The use of Zoom videoconferencing skyrocketed amid the COVID-19 crisis, which spotlighted several security risks and concerns. The FTC settlement will resolve the misleading security practices.
November 10, 2020 - The Federal Trade Commission reached a settlement with Zoom to resolve allegations that the company engaged in misleading security practices. The use of the videoconferencing platform skyrocketed during the pandemic, particularly in the healthcare and education sectors, which spotlighted its security risks.
The settlement requires Zoom to establish and implement a comprehensive security program and prohibits the vendor from misrepresenting its privacy and security, as well as other “detailed and specific relief to protect its user base.”
“The Commission’s complaint alleges that Zoom made misrepresentations regarding the strength of its security features and implemented a software update that circumvented a browser security feature,” according to the FTC majority statement. “The proposed order provides immediate and important relief to consumers, addressing this conduct.”
“The order requires that Zoom establish and implement a comprehensive security program that includes detailed and specific security measures,” they continued. “This order will enable the Commission to seek significant penalties for noncompliance. This settlement provides critical, and timely, relief.”

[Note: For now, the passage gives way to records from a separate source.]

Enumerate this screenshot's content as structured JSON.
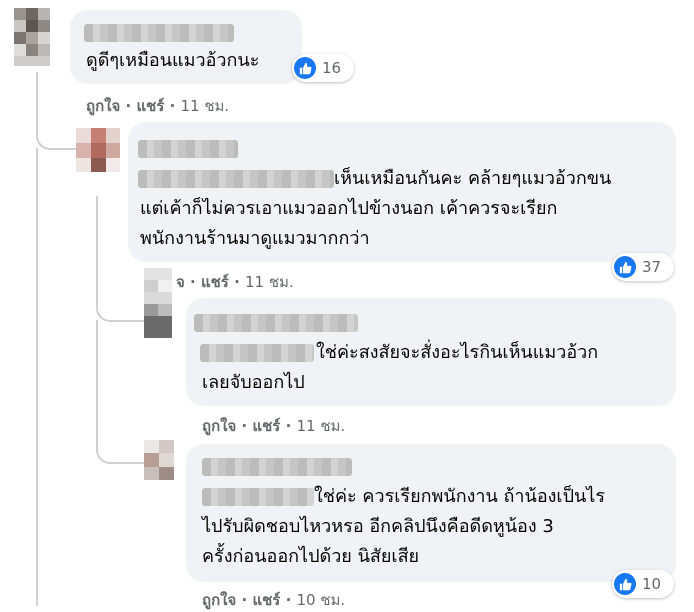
{
  "comments": [
    {
      "id": "c1",
      "text_lines": [
        "ดูดีๆเหมือนแมวอ้วกนะ"
      ],
      "reaction_icon": "like-icon",
      "reaction_count": "16",
      "actions": {
        "like": "ถูกใจ",
        "reply": "แชร์",
        "time": "11 ชม."
      }
    },
    {
      "id": "c2",
      "text_lines": [
        "เห็นเหมือนกันคะ คล้ายๆแมวอ้วกขน",
        "แต่เค้าก็ไม่ควรเอาแมวออกไปข้างนอก เค้าควรจะเรียก",
        "พนักงานร้านมาดูแมวมากกว่า"
      ],
      "reaction_icon": "like-icon",
      "reaction_count": "37",
      "actions": {
        "like": "จ",
        "reply": "แชร์",
        "time": "11 ชม."
      }
    },
    {
      "id": "c3",
      "text_lines": [
        "ใช่ค่ะสงสัยจะสั่งอะไรกินเห็นแมวอ้วก",
        "เลยจับออกไป"
      ],
      "actions": {
        "like": "ถูกใจ",
        "reply": "แชร์",
        "time": "11 ชม."
      }
    },
    {
      "id": "c4",
      "text_lines": [
        "ใช่ค่ะ ควรเรียกพนักงาน ถ้าน้องเป็นไร",
        "ไปรับผิดชอบไหวหรอ อีกคลิปนึงคือดีดหูน้อง 3",
        "ครั้งก่อนออกไปด้วย นิสัยเสีย"
      ],
      "reaction_icon": "like-icon",
      "reaction_count": "10",
      "actions": {
        "like": "ถูกใจ",
        "reply": "แชร์",
        "time": "10 ชม."
      }
    }
  ],
  "colors": {
    "bubble": "#f0f2f5",
    "meta_text": "#65676b",
    "like_blue": "#1877f2",
    "thread_line": "#ced0d4"
  }
}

There was a decided shift in the use of Zoom amid the crisis across other sectors, as well, including the education sector. Further, Zoom hosts a healthcare-specific platform, which was listed by the Office for Civil Rights as acceptable for telehealth use during the crisis.
However, the pandemic also marked a spike in targeted attacks against the platform, designed to install malware. Researchers, including Check Point, also observed a substantial number of domain registrations that included “Zoom” in the name in the first three months of the year.
These attacks prompted further research, which found serious vulnerabilities in the Zoom platform that would allow an attacker to identify and join Zoom meetings, later dubbed “Zoombombing.”
The platform addressed those concerns but researchers continued to find privacy risks, including automatically sharing data with Facebook, storing some recordings, unencrypted, for up to 60 days, and purporting to leverage end-to-end encryption but failing to do so across all platforms.
Sen. Richard Blumenthal, D-Connecticut, launched an investigation into Zoom’s security practices, in response, while the company enacted a CISO Advisory Board and halted its feature development to bolster its privacy and security practices. The vendor settled with New York over similar allegations in May.
The FTC settlement is designed to remediate these concerns and strengthen Zoom’s security posture. According to the required provisions, Zoom must designate a qualified employee or employees to be responsible for the new privacy and security program.
The privacy and security features must include safeguards for controlling internal and external risks, previously identified through a risk assessment and based on the volume and sensitivity of user information.
Zoom must also implement a security review of all new meeting services or software updates, which must include policies, procedures, and applicable technical measures, remediation processes for vulnerabilities.
The policies and procedures must also include technical measures for determining if any software updates circumvent or bypass any third-party feature that may inadvertently reduce the amount of protection for user information, increasing the risk of unauthorized access.
FTC also added the requirement that Zoom not implement any new meeting services bypass security features, which will increase the risk to user information.
Zoom must also implement a vulnerability management program, complete with vulnerability scans of all networks and systems, applicable technical measures to remediate security gaps, randomizing naming conventions for recorded meetings to be stored on users’ local devices, and data deletion policies, along with a host of other security elements.
Further, Zoom is prohibited from misrepresenting its security features, including third-party features, and how protected information is collected, maintained, used, deleted, or disclosed.
The vendor is also barred from misrepresenting its data protections, user privacy and security controls, categories to which third parties can access user information, and how it maintains the privacy and security of user data.
The FTC settlement also requires Zoom to be assessed by an independent cybersecurity firm, in order to ensure the vendor is in compliance and the security program is successfully remediating risks. The agreement and monitoring will last for five years.
“We feel it is important to put in place measures to protect those users’ privacy and security now, rather than expend scarce staff resources on speculative, potential relief that a Court would not likely grant, given the facts here,” according to the majority statement. “Our goal is a safe and secure Zoom… This case reflects the Commission’s ongoing commitment to work on behalf of consumers to respond to the panoply of new challenges presented by COVID-19.”
By Jessica Davis - CYBERSECURITY NEWS